Requirement:
In the material below, list every line carrying the string "image".

[[ Extracted information open ]]

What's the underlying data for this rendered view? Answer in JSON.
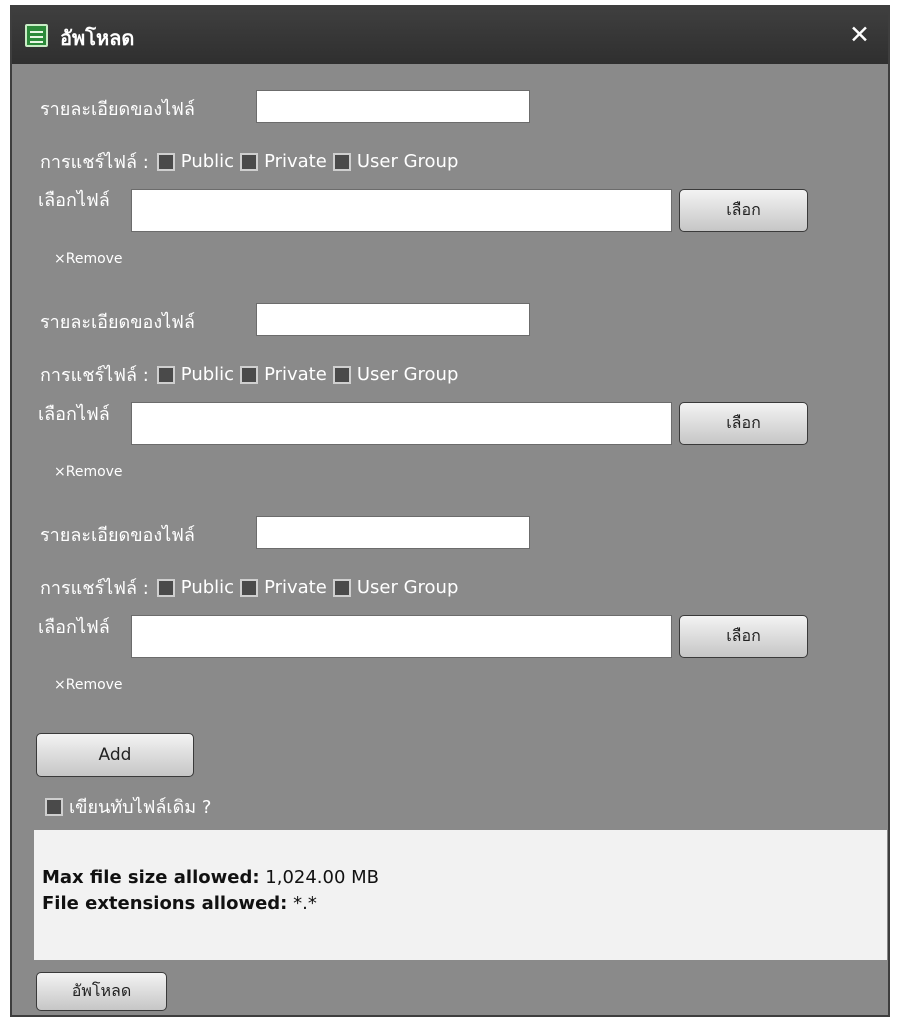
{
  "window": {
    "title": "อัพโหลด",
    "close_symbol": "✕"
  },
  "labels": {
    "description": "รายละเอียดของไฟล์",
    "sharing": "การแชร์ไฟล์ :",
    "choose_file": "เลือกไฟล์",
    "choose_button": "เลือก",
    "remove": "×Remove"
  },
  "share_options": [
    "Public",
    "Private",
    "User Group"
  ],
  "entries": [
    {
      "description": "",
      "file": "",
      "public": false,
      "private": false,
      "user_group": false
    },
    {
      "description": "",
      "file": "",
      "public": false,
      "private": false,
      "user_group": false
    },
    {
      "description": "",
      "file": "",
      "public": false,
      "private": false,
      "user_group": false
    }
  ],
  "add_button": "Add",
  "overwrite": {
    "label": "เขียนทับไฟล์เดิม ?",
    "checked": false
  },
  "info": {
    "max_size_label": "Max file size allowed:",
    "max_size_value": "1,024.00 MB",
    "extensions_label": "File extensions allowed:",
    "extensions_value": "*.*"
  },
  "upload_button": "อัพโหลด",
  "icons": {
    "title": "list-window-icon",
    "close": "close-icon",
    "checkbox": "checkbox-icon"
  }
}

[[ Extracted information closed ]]
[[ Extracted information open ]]

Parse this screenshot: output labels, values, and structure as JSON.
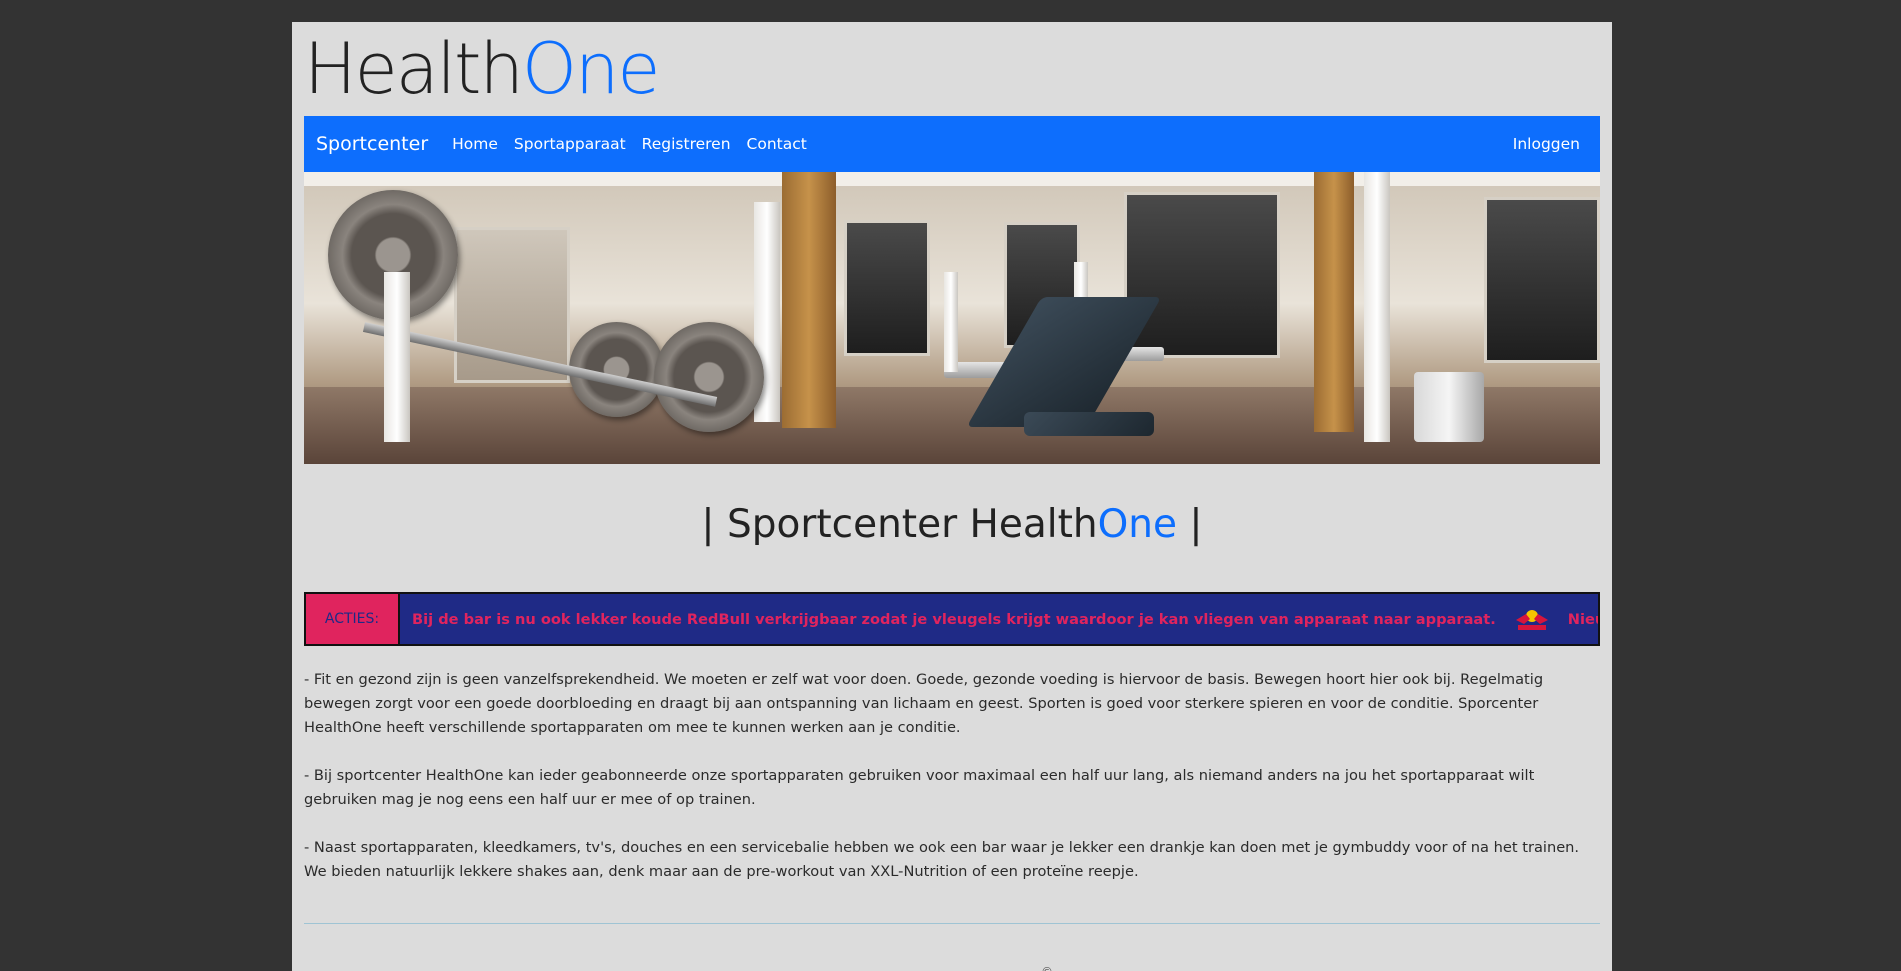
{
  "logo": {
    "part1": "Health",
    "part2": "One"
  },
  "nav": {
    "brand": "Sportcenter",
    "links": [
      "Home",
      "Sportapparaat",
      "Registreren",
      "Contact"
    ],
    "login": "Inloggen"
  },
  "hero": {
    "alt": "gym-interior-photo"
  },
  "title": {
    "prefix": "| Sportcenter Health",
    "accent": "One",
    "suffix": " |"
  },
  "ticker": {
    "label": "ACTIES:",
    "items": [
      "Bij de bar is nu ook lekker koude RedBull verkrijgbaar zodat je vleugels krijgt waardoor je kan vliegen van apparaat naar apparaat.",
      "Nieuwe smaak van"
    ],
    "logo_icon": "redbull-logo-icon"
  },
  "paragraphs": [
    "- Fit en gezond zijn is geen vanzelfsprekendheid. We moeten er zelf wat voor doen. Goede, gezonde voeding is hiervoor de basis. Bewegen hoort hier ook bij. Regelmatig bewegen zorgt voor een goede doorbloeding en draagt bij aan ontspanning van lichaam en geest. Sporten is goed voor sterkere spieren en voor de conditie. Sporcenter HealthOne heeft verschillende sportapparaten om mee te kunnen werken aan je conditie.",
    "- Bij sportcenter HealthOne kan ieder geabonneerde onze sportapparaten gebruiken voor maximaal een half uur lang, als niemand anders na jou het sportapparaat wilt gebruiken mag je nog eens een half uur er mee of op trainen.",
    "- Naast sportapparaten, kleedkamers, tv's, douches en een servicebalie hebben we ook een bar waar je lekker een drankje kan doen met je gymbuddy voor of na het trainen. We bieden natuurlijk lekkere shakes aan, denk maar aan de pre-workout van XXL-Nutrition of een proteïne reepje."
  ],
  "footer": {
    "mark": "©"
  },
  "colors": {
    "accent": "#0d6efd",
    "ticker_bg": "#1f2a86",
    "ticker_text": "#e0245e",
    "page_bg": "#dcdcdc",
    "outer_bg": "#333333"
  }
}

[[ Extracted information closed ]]
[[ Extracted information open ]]

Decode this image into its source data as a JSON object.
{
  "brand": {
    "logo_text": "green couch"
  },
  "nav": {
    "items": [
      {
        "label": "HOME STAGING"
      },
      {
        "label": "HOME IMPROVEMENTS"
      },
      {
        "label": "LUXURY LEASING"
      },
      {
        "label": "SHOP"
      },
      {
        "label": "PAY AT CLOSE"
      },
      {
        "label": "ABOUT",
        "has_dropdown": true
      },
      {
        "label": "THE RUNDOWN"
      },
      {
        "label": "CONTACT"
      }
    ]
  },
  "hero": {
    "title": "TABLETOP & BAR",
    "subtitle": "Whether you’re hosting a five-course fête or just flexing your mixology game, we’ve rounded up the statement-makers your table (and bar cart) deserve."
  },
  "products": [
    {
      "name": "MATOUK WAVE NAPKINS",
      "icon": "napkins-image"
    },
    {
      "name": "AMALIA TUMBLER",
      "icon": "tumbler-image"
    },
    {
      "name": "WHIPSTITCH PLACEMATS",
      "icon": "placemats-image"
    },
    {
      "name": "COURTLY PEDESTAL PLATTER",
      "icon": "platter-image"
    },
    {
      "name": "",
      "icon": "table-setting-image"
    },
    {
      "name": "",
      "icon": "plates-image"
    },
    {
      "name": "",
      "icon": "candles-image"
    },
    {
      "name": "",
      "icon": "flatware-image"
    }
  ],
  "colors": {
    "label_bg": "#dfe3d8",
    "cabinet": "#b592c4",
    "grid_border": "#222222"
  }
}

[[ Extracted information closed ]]

Result below:
Decode this image into its source data as a JSON object.
      "icon": "napkins-image"
      "icon": "tumbler-image"
      "icon": "placemats-image"
      "icon": "platter-image"
      "icon": "table-setting-image"
      "icon": "plates-image"
      "icon": "candles-image"
      "icon": "flatware-image"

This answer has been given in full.